View full post at Mondaq
Summarized by Francis Michigan.
In CL-2016-000188 Essar Oilfield Services Limited v. Norscot Rig Management Pvt Limited, the United Kingdom’s Commercial Court upheld a decision to reward litigation funding costs to the victor of an arbitration proceeding. The Court’s decision to award litigation funding costs was based on the Arbitration Act 1996, which states that an Arbitrator “may determine by award the recoverable costs of the arbitration”, including “the legal or other costs of the parties.”
This is seen as a landmark decision that will draw third-party funded parties more towards arbitration than litigation.
See full article at Lexology
Summarized by Jonathan Winsley
The United Kingdom’s High Court recently ordered that Stuart Wall, the Claimant in a £700m swap misspelling, breach of contract, and LIBOR manipulation claim, must reveal litigation funders. The order’s purpose is to allow for Defendant RBS’s application against such litigation funders for security of costs, also known as legal fees in case of a successful defense. The High Court held that the Claimant’s right to privacy under the Human Rights Act of 1998 was not violated, because the Claimant pursued large stakes litigation in a system which allows th e identity of such funders to become public. This is a notable decision because although litigation funders usually become revealed through the course of litigation, it is the first time that the High Court has ordered that their identities be revealed so early in the process.

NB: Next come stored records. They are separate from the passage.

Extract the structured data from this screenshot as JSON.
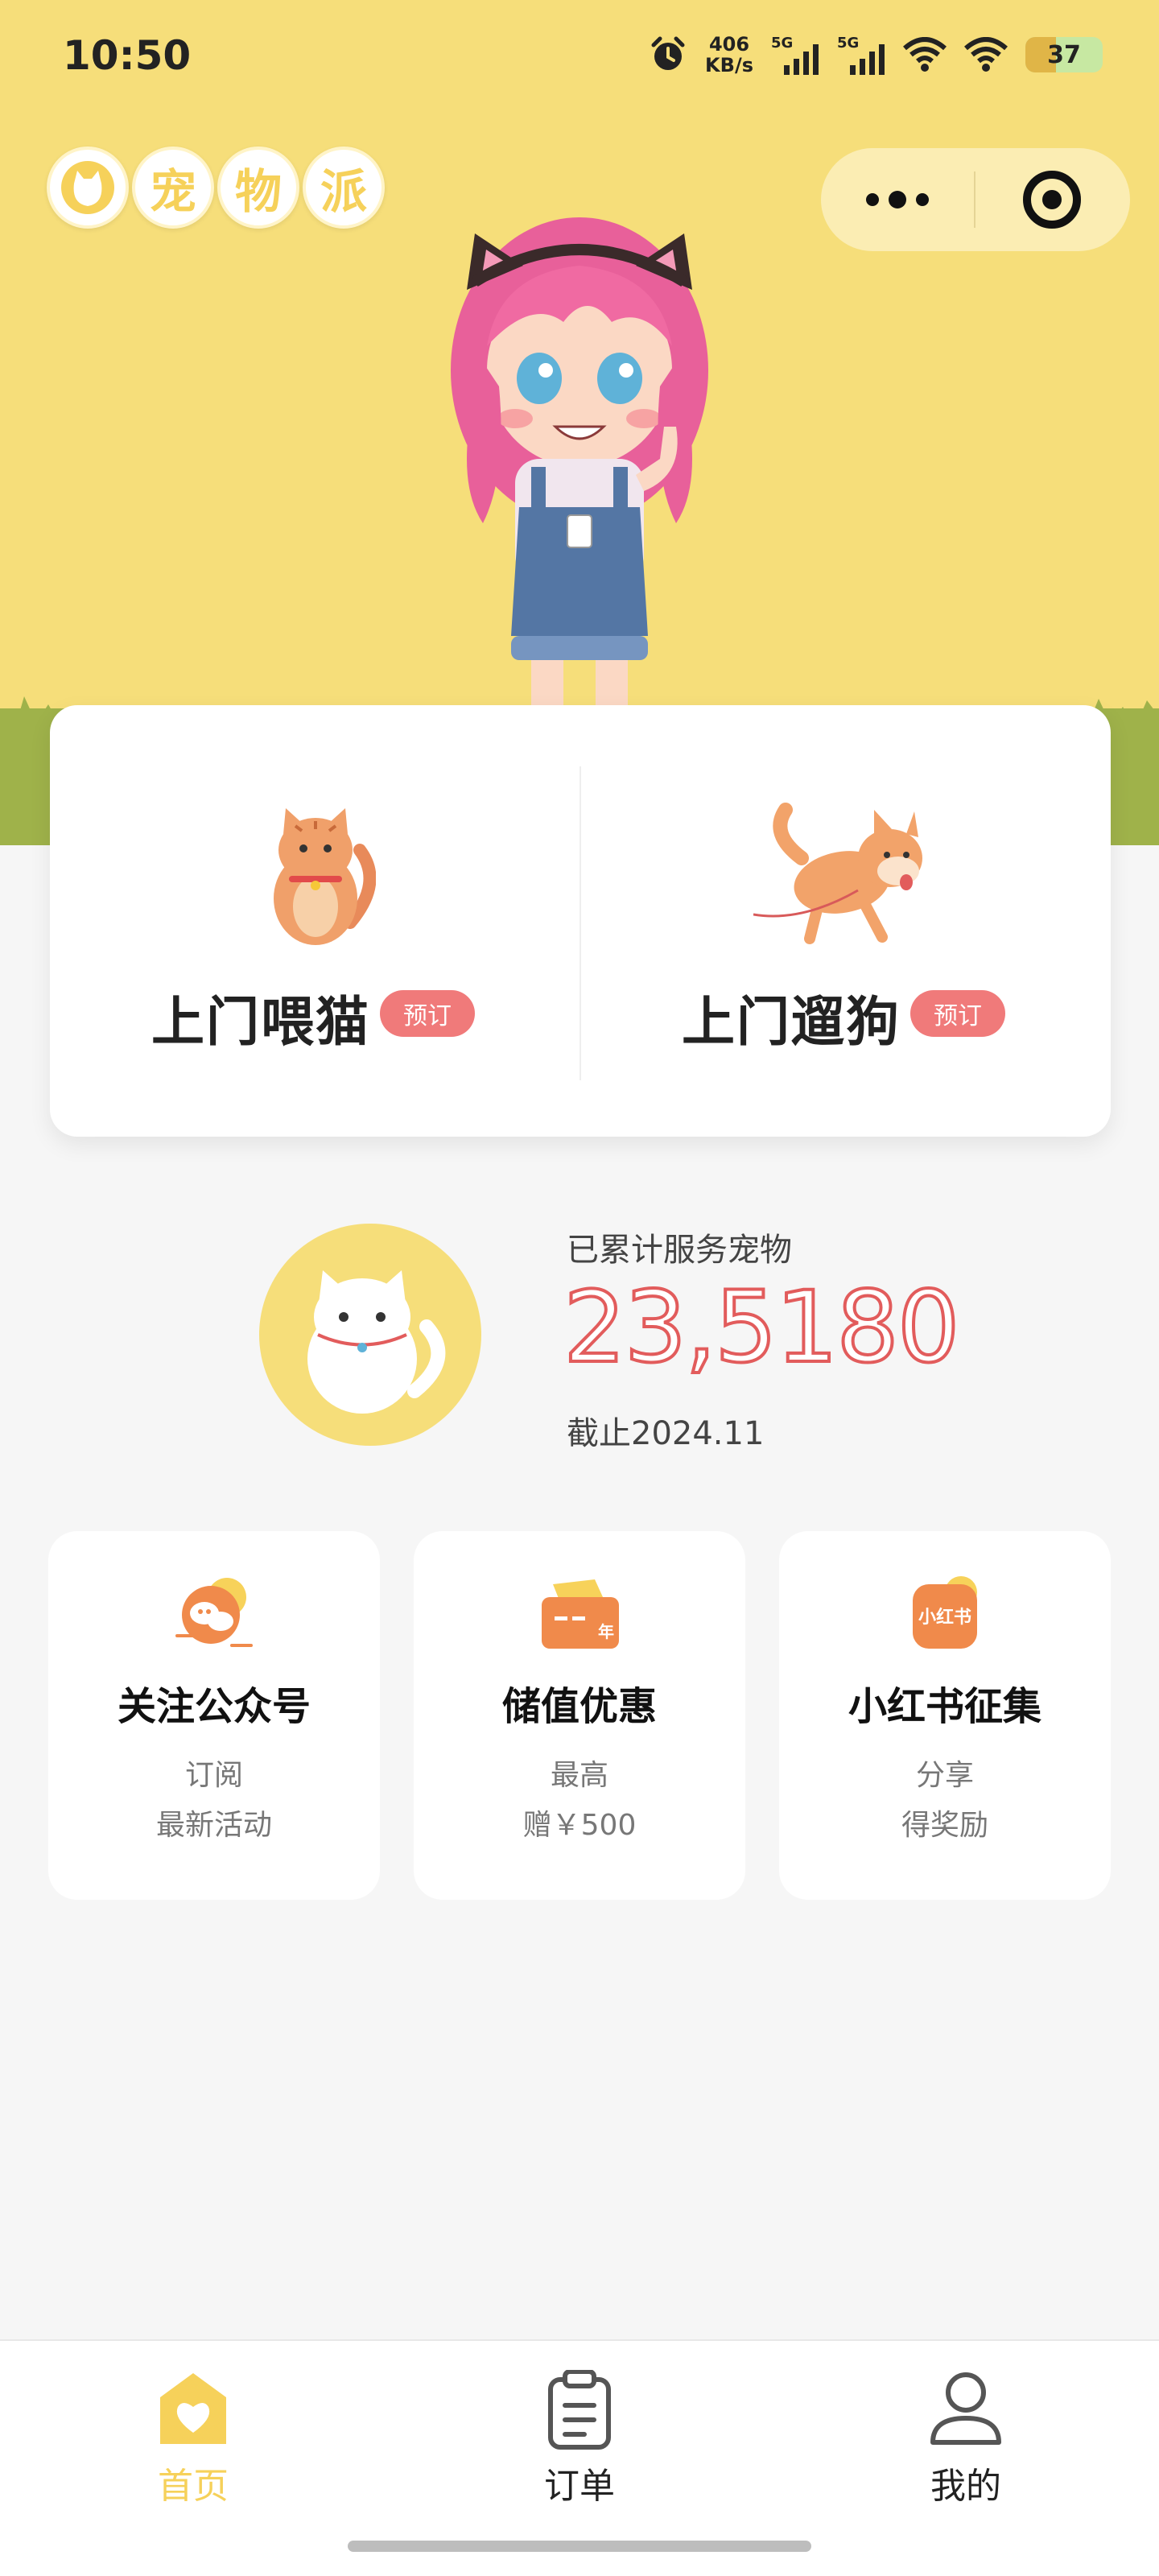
{
  "status_bar": {
    "time": "10:50",
    "net_speed_value": "406",
    "net_speed_unit": "KB/s",
    "signal1_label": "5G",
    "signal2_label": "5G",
    "battery": "37"
  },
  "header": {
    "logo_chars": [
      "宠",
      "物",
      "派"
    ]
  },
  "services": [
    {
      "title": "上门喂猫",
      "tag": "预订"
    },
    {
      "title": "上门遛狗",
      "tag": "预订"
    }
  ],
  "stats": {
    "label": "已累计服务宠物",
    "number": "23,5180",
    "date": "截止2024.11"
  },
  "promos": [
    {
      "title": "关注公众号",
      "line1": "订阅",
      "line2": "最新活动"
    },
    {
      "title": "储值优惠",
      "line1": "最高",
      "line2": "赠￥500",
      "icon_text": "年"
    },
    {
      "title": "小红书征集",
      "line1": "分享",
      "line2": "得奖励",
      "icon_text": "小红书"
    }
  ],
  "tabbar": {
    "items": [
      {
        "label": "首页",
        "active": true
      },
      {
        "label": "订单",
        "active": false
      },
      {
        "label": "我的",
        "active": false
      }
    ]
  },
  "colors": {
    "brand_yellow": "#f6de7a",
    "accent_red": "#e25c5c",
    "tag_red": "#f07a7a",
    "grass_green": "#9fb24a"
  }
}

Read full article at Lexology
Summarized by Antonis Tsenesidis
The New York Court of Appeals, New York’s highest court, upheld in
Justinian Capital SPC v. WestLB AG the trial court’s summary judgment in defendant’s favor, holding that the lawsuit violated the State’s champerty statute. This is the first time in over a century that the Court found a suit to be champertous, meaning illegally funded by a third party that would also share the potential benefit if the funded party were to prevail. The noteworthy aspect of the Court’s holding is its expansive definition of champerty, which extends beyond fraudulent suits or suits that would not have been filed but for the third party’s funding. However, the decision confirms that the New York law does not apply to those investing over $500,000.
Read full article at Reuters.com
Summarized by James Wright
Major players in the litigation funding industry are resisting a proposed amendment to the local civil rules of the Northern District
of California that would require plaintiffs who litigate in that forum
to disclose whether their suits are backed by third-party investors.
Promulgation of a rule requiring such disclosures could have a
nationwide effect, including opening doors to the possibility of
promulgation of a similar rule within the Federal Rules of Civil
Procedure, the rules that govern procedures in all federal trial
courts in the country.
See full article at TheRecorder
Summarized by Meghan Hallinan
Litigation funders’ traditional cloak of confidentiality was recently ordered to be removed from a litigation funding firm by a federal judge presiding over the putative class action Gbarabe v. Chevron.
The District Court for the Northern District of California granted Chevron’s motion seeking to require the plaintiff to produce a funding agreement between attorneys for the putative class and Therium Litigation Funding IC, whereby Therium invested $1.7 million in the outcome of the litigation.
In light of the class action nature of the litigation, the Court adopted Chevron’s argument that disclosure of the information regarding third-party funding was necessary to evaluate the adequacy of class counsel, which is one of the elements that a Court considers in determining whether a lawsuit should proceed as a class action.
See full article at LegalNewsLine.
Summarized by Jonathan Winsley